Richie – From 2014 to 2019, we were just three co-founders. We were working at our own pace, trying to figure out the product-market fit. There were no major pivots. We are still solving the same issue. The prices should change based on supply and demand. Though, there were some tweaks.
Marketing and Sales – 2020, when we stepped on the gear, we got ourselves into customer service before marketing and sales. Till now, our customers have been receiving sporadic customer service from us. But we knew now was the time to build a strong team.
Being in business since 2014, we had some customers and a tag of good product + good customer support. We knew we had to pull this string to get things growing. Word of mouth has been our biggest channel.
We started with Google Ads very recently. SEO also we picked up last year. Ours is a large global market. We have started investing in content quite a bit lately.
YC – Richie, I will ask a few philosophical questions and will be wrapping up the interview shortly. What keeps you going in tough times?
Richie – Truly speaking, I am blessed to have a lot of loved ones. It is good to have co-founders. I remember my parents always saying, if you are feeling low, just see how far you have come. Just simply keep going.
Book recommendation – If you are a manager struggling to lead your team, I highly recommend ‘Drive by Daniel Pink. | If you struggle with personal time management, I highly recommend ‘Atomic Habits by James Clear’. Lastly, I would recommend ‘The 4-Hour Workweek’.
YC – Quickly suggestions for fellow founders.
Richie – Sure:
1. Don’t fall into the trap of FOMO – If anyone else is doing something, it does not mean it’s right for you. Figure out the right thing for you.

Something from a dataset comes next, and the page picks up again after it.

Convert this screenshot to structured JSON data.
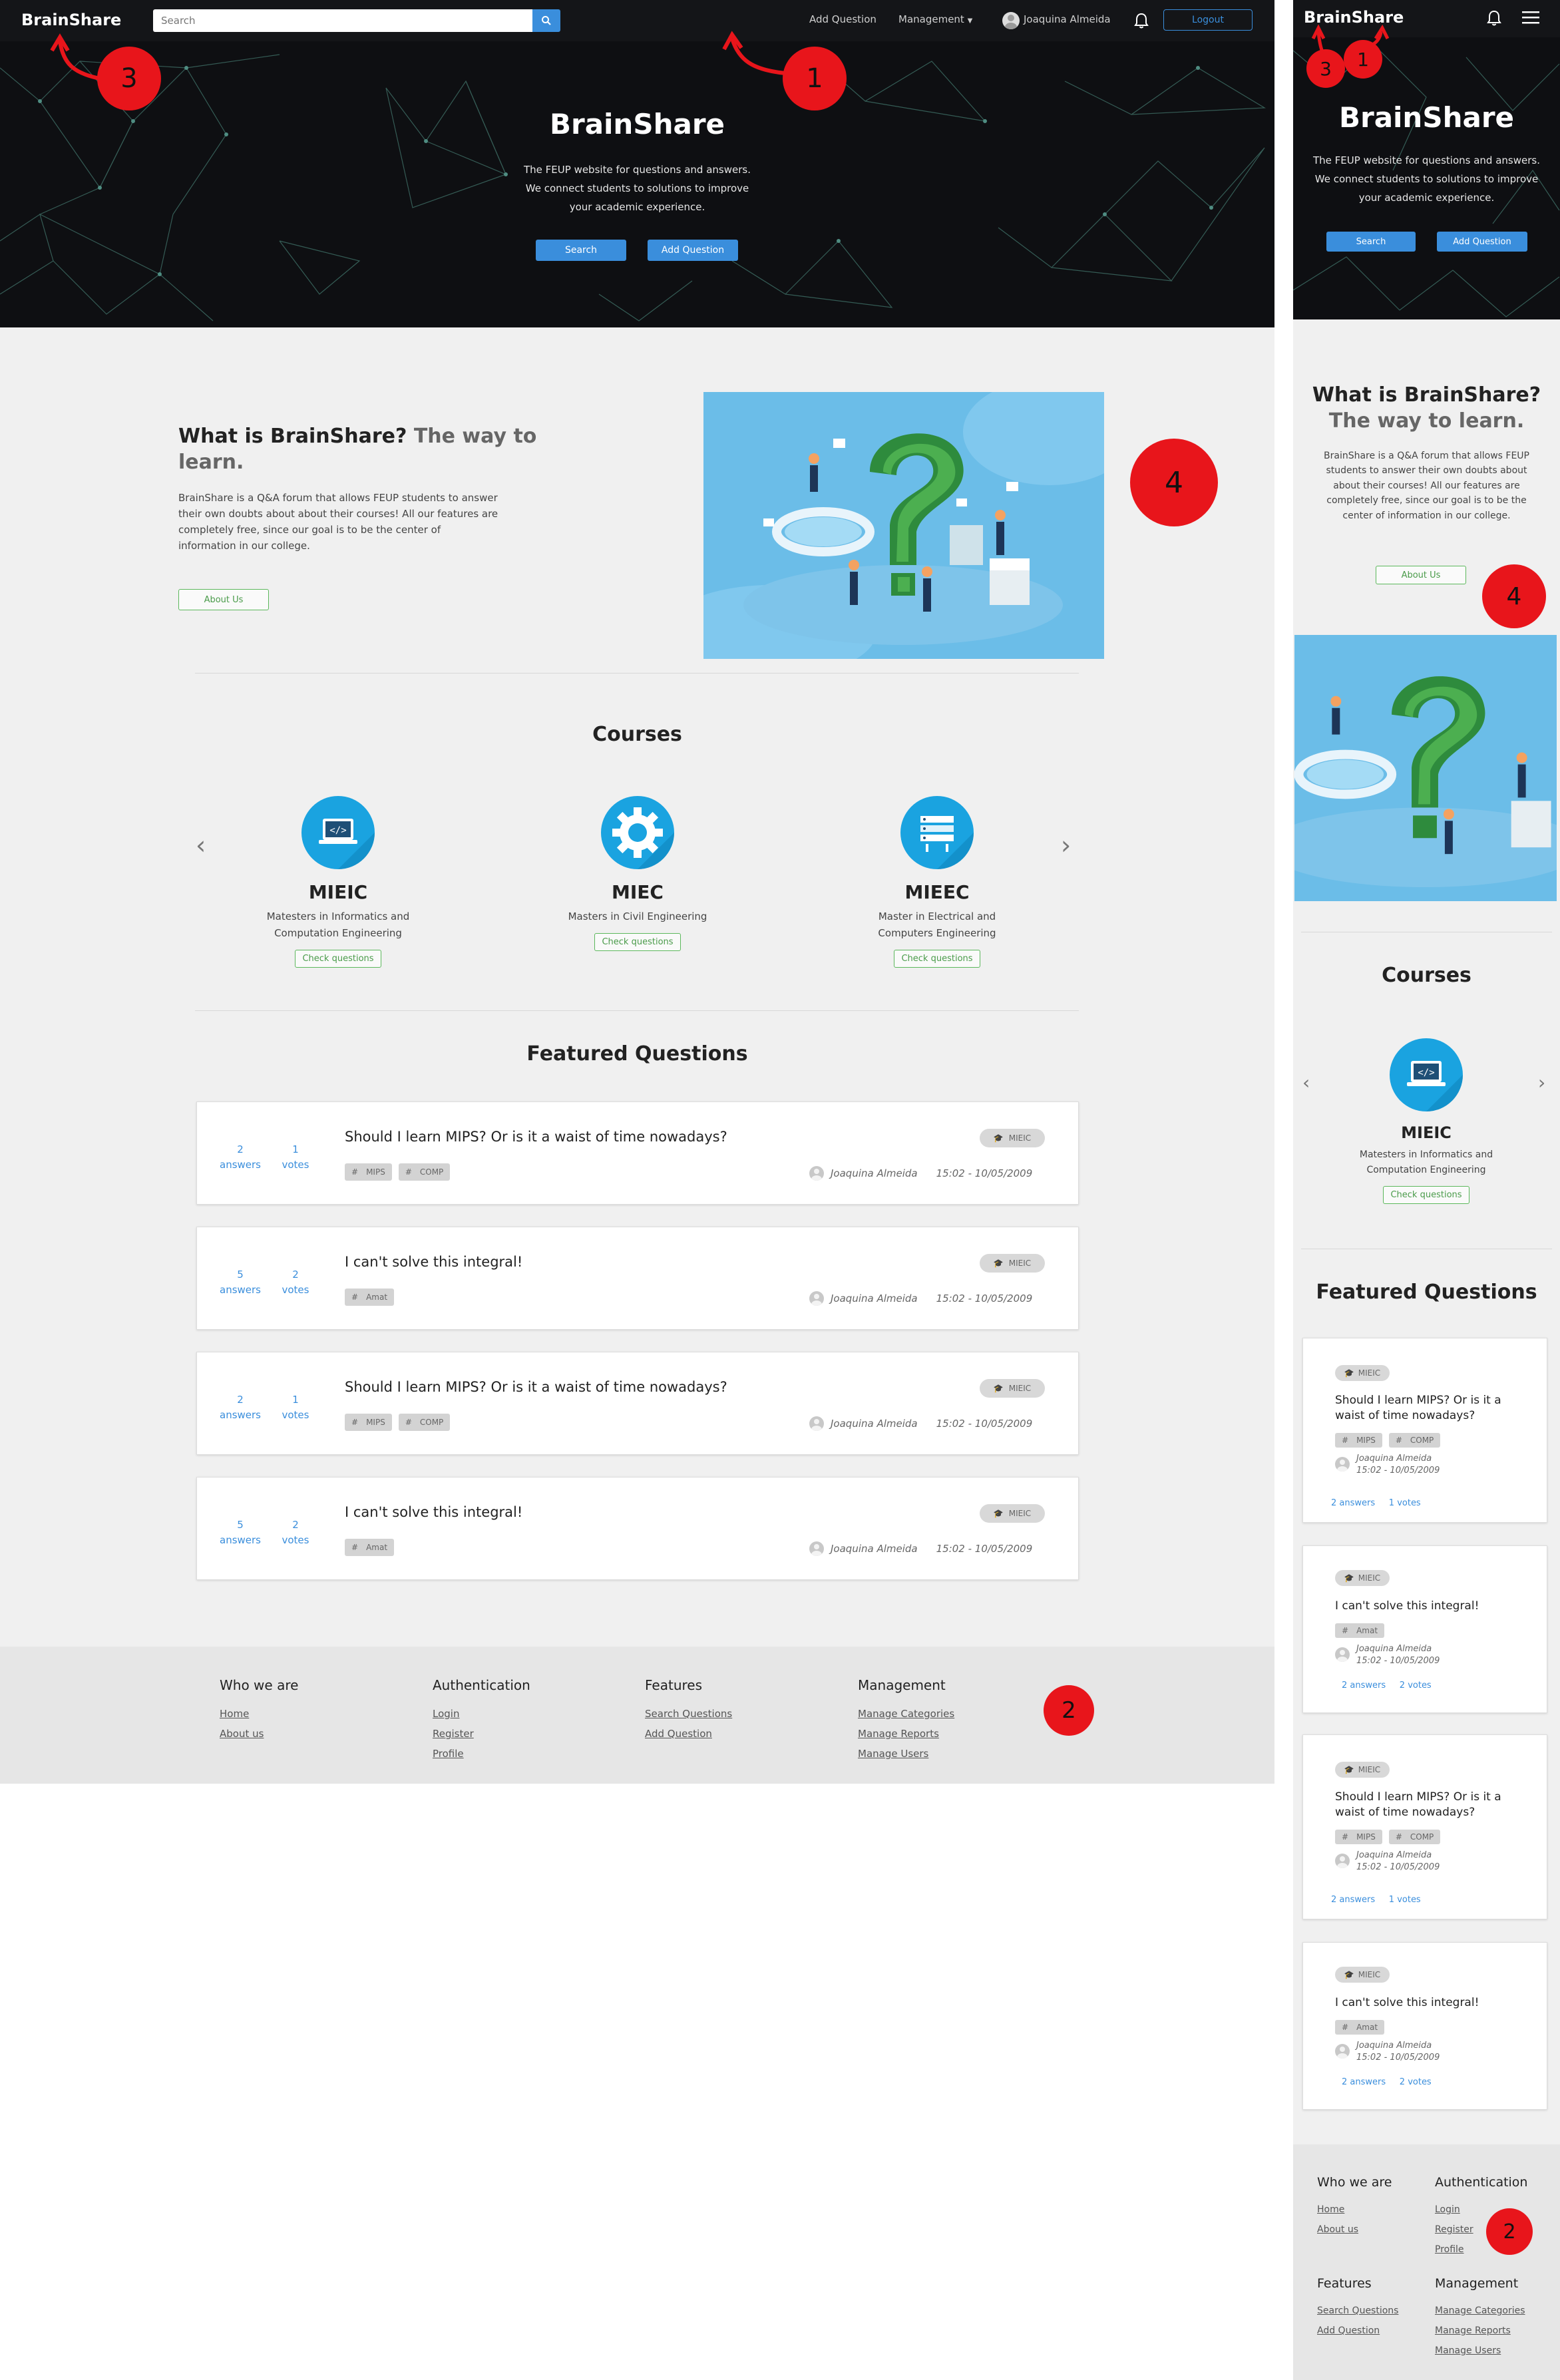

2. Raising funding is not suitable for your business or product is not right.
3. Have co-founders. If you do not have co-founders, do have some pillar people.
4. There will be downs. It’s okay. After every down, there is potentially an up. And after every up, be prepared for a down as well.
5. Take care of your employees, and take care of your customers. They are the ones believing in you.
6. Lastly, love yourself, and be true to yourself.
YC – People you would like to thank in your journey so far? Family, friends, teachers, mentors etc.
Richie – There are so many to thank and I wouldn’t be doing justice with a shortlist. I hope one day, I can sit back and write thank you letters. Having said above, I have learned that if you ask for help, many people are willing to help. We are too afraid to ask.